Figure 1. Blood smears of Djungarian hamster: a) neutrophil b) monocyte c) lymphocyte d) eosinophil (May-Grünwald and Giemsa stain), ×1000 magnification
Click image to enlarge
The general features of Djungarian hamster blood cells were not dissimilar from those of the other rodent species. The mean diameter of the erythroctes (6.02 μm) was smaller than that of Mesocricetus auratus (6.8 μm) (Chicewicz and Dulemba, 1968) and Cricetulus griseus (6.8 μm) (Moore, 1966). This seems to confirm that, among mammals in the same family, smaller species have smaller erythrocytes (Dunaway and Lewis, 1965).
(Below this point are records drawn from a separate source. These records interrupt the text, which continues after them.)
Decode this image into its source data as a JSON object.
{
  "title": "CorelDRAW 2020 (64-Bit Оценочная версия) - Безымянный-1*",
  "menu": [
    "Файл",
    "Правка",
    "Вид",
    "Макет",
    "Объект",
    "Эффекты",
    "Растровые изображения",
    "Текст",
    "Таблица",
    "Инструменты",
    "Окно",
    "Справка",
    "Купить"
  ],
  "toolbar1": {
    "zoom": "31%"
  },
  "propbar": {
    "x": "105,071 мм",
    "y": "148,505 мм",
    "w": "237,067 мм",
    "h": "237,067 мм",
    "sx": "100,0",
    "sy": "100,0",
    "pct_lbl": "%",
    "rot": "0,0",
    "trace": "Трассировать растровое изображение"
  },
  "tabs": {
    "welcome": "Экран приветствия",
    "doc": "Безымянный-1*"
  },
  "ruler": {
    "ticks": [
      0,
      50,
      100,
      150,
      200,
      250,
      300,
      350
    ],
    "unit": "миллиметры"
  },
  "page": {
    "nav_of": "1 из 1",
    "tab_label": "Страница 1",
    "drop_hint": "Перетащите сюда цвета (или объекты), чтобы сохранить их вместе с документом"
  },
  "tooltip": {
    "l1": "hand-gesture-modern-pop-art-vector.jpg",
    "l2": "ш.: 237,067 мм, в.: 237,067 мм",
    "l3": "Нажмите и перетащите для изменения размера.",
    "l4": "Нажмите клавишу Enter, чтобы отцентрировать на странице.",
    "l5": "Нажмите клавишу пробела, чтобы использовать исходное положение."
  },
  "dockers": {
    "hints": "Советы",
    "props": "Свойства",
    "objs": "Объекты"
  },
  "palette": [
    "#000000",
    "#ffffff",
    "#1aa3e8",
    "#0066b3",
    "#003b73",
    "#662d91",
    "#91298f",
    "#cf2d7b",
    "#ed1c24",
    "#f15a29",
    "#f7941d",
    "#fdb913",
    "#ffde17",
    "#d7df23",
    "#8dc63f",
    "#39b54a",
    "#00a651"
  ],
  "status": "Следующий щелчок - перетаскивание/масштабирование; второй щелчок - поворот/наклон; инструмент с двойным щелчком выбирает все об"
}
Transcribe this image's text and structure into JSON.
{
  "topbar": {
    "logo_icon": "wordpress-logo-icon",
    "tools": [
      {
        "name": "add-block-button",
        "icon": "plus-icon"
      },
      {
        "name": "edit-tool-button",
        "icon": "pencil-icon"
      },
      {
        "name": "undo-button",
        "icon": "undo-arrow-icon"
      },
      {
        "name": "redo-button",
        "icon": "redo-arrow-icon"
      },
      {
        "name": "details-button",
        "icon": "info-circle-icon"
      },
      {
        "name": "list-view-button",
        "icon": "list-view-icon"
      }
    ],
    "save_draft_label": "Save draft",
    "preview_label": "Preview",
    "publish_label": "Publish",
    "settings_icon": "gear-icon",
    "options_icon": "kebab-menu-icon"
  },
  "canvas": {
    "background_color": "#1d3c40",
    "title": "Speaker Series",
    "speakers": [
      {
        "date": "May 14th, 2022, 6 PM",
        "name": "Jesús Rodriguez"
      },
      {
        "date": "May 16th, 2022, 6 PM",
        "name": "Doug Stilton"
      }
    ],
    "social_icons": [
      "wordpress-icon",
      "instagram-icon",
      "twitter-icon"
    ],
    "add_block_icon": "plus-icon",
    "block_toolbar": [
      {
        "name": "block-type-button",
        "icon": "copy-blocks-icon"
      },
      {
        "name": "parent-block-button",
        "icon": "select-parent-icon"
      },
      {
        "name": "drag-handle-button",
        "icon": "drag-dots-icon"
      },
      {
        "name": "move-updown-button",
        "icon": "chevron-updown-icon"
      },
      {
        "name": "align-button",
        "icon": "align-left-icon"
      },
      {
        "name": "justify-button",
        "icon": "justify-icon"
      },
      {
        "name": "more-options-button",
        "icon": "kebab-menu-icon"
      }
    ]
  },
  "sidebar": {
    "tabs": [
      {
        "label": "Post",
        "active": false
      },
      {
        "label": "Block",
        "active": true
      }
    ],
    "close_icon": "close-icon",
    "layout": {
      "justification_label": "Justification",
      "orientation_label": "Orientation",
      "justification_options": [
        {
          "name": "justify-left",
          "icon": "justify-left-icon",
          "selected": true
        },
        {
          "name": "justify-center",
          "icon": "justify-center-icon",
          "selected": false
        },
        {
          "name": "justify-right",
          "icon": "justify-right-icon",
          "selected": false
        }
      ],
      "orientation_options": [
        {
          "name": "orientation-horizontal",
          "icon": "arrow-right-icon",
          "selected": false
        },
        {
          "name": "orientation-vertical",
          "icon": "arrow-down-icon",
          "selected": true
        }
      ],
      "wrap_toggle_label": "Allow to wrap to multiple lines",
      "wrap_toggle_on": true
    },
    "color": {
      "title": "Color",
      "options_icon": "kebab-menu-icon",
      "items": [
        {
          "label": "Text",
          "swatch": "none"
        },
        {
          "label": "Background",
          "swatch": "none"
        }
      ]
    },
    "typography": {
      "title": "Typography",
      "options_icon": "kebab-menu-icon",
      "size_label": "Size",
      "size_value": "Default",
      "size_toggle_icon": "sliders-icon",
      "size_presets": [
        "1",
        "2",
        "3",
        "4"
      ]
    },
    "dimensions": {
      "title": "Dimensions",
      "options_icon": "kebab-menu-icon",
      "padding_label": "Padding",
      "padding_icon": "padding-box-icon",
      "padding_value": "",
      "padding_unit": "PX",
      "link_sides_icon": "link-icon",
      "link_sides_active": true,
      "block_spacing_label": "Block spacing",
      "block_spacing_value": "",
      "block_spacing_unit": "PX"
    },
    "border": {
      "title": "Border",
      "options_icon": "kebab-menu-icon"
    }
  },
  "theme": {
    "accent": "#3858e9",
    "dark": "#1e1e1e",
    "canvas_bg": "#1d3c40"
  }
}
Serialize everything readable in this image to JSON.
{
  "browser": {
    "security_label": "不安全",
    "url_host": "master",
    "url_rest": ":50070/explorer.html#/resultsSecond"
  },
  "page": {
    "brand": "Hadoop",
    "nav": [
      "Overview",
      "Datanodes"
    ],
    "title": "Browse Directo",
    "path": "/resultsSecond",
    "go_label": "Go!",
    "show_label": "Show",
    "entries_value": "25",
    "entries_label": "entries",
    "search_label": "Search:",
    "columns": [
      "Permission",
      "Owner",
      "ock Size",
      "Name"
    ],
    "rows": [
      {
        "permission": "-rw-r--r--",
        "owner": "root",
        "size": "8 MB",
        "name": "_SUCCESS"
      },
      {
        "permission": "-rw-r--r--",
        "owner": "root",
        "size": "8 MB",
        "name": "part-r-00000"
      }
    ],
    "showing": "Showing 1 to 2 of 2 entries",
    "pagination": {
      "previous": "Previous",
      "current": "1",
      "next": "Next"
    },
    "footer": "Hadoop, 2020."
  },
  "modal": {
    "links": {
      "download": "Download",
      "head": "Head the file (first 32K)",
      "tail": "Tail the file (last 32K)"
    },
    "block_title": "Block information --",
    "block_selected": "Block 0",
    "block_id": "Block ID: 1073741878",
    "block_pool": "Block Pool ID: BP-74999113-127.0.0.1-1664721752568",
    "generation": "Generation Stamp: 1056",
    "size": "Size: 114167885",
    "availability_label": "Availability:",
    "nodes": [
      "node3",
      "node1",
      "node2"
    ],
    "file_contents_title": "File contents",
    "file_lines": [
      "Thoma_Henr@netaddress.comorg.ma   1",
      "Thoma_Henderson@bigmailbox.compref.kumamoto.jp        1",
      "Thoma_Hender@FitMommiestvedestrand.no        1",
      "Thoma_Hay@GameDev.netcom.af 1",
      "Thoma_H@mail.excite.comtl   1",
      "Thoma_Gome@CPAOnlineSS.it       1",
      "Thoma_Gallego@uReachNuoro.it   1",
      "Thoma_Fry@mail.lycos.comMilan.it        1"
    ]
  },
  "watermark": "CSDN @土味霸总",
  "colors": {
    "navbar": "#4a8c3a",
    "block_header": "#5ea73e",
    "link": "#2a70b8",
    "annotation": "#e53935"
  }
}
Howell-Jolly bodies were not detected because in this species the spleen selectively removes these erythrocytic inclusions (Udroiu, 2007). The relatively high percentage of polychromatic erythrocytes is similar to that detected in M. auratus (Smith et al., 2010): this is a common feature among rodents and is probably due to the relatively short erythrocyte lifespan.
Leukocyte morphology and dimensions were the same as in M. auratus, the golden hamster. The percentage of neutrophils and monocytes was slightly higher than in the golden hamster, while that of lymphocytes was somewhat lower.
The results of this study add new information to our knowledge of Djungarian hamster haematology and may provide baseline values useful for veterinarians and biologists dealing with this species both in the laboratory and in the field.
No external funding was received for this study.
- Chicewicz M & J Dulemba: Morfologia krwi chomika złocistego (Mesocricetus auratus Waterh.). Medycyna Weterynaryjna, 1968, 12, 746-749.
- Dunaway PB & LL Lewis: Taxonomic relation of erythrocyte count, mean corpuscular volume, and bodyweight in mammals. Nature, 1965, 205, 481-484.
- Ebling FJ: Photoperiodic differences during development in the dwarf hamsters Phodopus sungorus and Phodopus campbelli. Gen Comp Endocrinol, 1994, 95, 475-482.
- Ebling FJ & P Barrett: The regulation of seasonal changes in food intake and body weight. J Neuroendocrin, 2008, 20, 827-833.
- Hoffmann K: Effects of short photoperiods on puberty, growth and moult in the Djungarian hamster (Phodopus sungorus). J Reprod Fert, 1978, 54, 29-35.
- Larkin JE, T Yokogawa, HC Heller, P Franken & NF Ruby: Homeostatic regulation of sleep in arrhythmic Siberian hamsters. Am J Physiol, 2004, 287, R104-R111.
- Moore W: Hemogram of the Chinese hamster. Am J Vet Res, 1966, 27, 608-610.
- Paul MJ, NT George, I Zucker & MP Butler: Photoperiodic and hormonal influences on fur density and regrowth in 2 hamster species. Am J Physiol, 2007, 293: R2363-R2369.
- Ruby NF, T Kang & HC Heller: Melatonin attenuates photic disruption of circadian rhythms in Siberian hamsters. Am J Physiol, 1997, 273, R1540-R1549.
- Ruby NF: Paraventricular nucleus ablation disrupts daily torpor in Siberian hamsters. Brain Res Bull, 1995, 37, 193-198.
- Smith SA, KL Zimmerman & DM Moore. In Weis DJ & Wardrop KJ eds. Schalm’s veterinary hematology, 6th edition. p 904-909. Blackwell Publishing, Iowa, 2010.
- Udroiu I: A micronucleus test for the Djungarian hamster, Phodopus sungorus, in environmental monitoring. Povolzhskiy J Ecol, 2007, 1, 75-77.